Squaring off against the deliberately stressful and chaotic simulations at the competition has made the day-to-day work of cybersecurity easier, he said.

“While we don’t have real-time attacks, we do have real-time software needs. A customer might say, ‘We need this feature implemented as soon as possible, or something’s broken. We need to get it fixed,’” he said. “So, while it’s not quite as hectic, it’s a very dynamic and fast-paced environment.”

The mentality that is instilled is what you’re doing isn’t easy, and you’ve got to really want to do it. That’s invaluable.

Christopher Fischer, University of Central Florida 2022 NCCDC co-captain

Communication and teamwork are critical to winning at NCCDC and doing well at work, said Christopher Fischer, an intern at RI&S’ CODEX campus in Melbourne, Florida, and a co-captain of the powerhouse University of Central Florida team.

“The idea that even during a competition, where everything’s on ‘fire,’ you’ve got to be able to put down your toys and talk to a teammate about what to do, what not to do, how to approach a problem a different way,” said Fischer, who has accepted a full-time job with RI&S. “But those skills, the soft skills, the culture skills, and kind of the ethics of it still are very, very relatable to what Raytheon Intelligence & Space does.”

After winning NCCDC, Fischer said that he received several job offers but knew he wanted to work for Raytheon Technologies.

“I didn’t want to work in a place where I’m just chewing up bite-size issues and shopping around for corporate, off-the-shelf solutions to problems that everyone else is solving,” he said.

The story was similar for Micah Oltmann, a cyber engineer at the RI&S campus in Aurora, Colorado, who competed on the Florida Institute of Technology team.

Cyber Engineer Micah Oltmann works from her home office near Denver

Cyber Engineer Micah Oltmann works from her home office near Denver, where she is developing logging systems that will identify possible intruders and malware on space systems that Raytheon Intelligence & Space builds.

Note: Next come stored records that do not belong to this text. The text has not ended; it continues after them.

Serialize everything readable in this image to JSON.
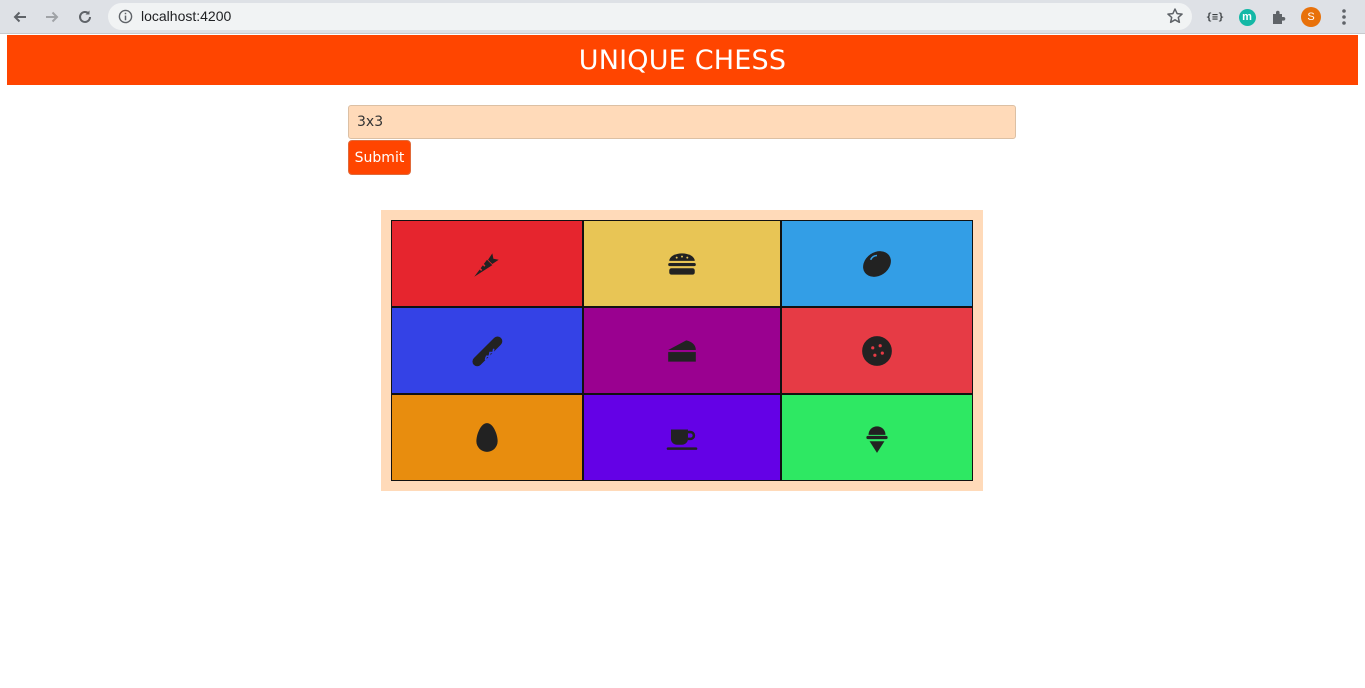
{
  "browser": {
    "url": "localhost:4200",
    "profile_initial": "S",
    "extension_json_label": "{≡}",
    "extension_m_label": "m"
  },
  "page": {
    "title": "UNIQUE CHESS",
    "input_value": "3x3",
    "submit_label": "Submit",
    "accent_color": "#ff4500",
    "panel_color": "#ffdab9"
  },
  "board": {
    "size": "3x3",
    "cells": [
      {
        "color": "#e6252e",
        "icon": "carrot-icon"
      },
      {
        "color": "#e8c555",
        "icon": "hamburger-icon"
      },
      {
        "color": "#339ee6",
        "icon": "lemon-icon"
      },
      {
        "color": "#3442e6",
        "icon": "hotdog-icon"
      },
      {
        "color": "#9a0190",
        "icon": "cheese-icon"
      },
      {
        "color": "#e63b45",
        "icon": "cookie-icon"
      },
      {
        "color": "#e88d0e",
        "icon": "egg-icon"
      },
      {
        "color": "#6401e6",
        "icon": "coffee-icon"
      },
      {
        "color": "#2ee863",
        "icon": "ice-cream-icon"
      }
    ]
  }
}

While a senior at the Florida Institute of Technology, she competed in the NCCDC qualification rounds, and she said the experience has helped her on the job to think like an attacker.

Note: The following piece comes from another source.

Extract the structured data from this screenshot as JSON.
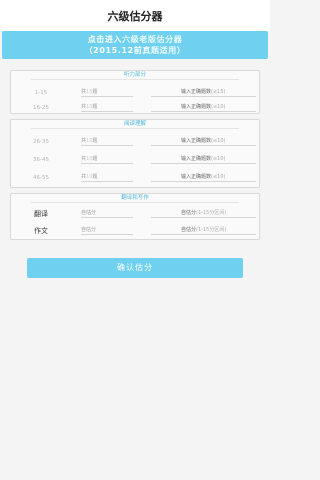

“We’d have recruiters from these big Silicon Valley companies say to us, ‘Come work here...we have kegs of beer in the office and whatnot, but they’re not doing anything as cool as Raytheon [Technologies] – that’s protecting our nation, working with government and actually doing something, not just getting clicks,” she said.

Oltmann helped established the institute’s hacking club called FITSEC during her junior year and then had a chance to compete in NCCDC as a senior.

“The manager who hired me did mention that I did well in school, but then said, ‘Tell me about this hacking club you started,’ and, it wasn’t my grades that got me hired, although that didn’t hurt, it was the hacking club,” she said.

Oltmann said that participating in NCCDC opened her eyes to the various roles available in cybersecurity.

“Initially, I was very interested in red-teaming, and at FIT, we competed in a lot of red team events. We’d be given some sort of problem and we’d have to reverse-engineer it, but it was constantly breaking into systems,” she said.

Now, she is developing logging systems to identify possible intruders and malware on space systems that Raytheon Intelligence & Space builds.

“A lot of what I did at NCCDC translated when I began working at Raytheon Intelligence & Space,” Oltmann said. “I’m still asking myself, ‘How can I secure this system, and what services do I need to cut off?’ And so, I had done some security before, but the competition has directly correlated to my job now with challenging me to think, ‘How would an intruder get in, and how can I batten down those hatches?’”

Competing in NCCDC also shows employers not just job candidates’ skill sets and experience, but their focus and dedication too, Check said.

“The teams that are in the nationals didn’t get there by accident,” he said. “They know the different attacks that they’re going to face and how to mitigate those attacks. They’re inquisitive and continuous learners, and they want that next challenge. And they’re problem solvers, and more importantly, they’re problem solvers who don’t get frustrated. They’re already thinking about ‘What can I do better next time?’”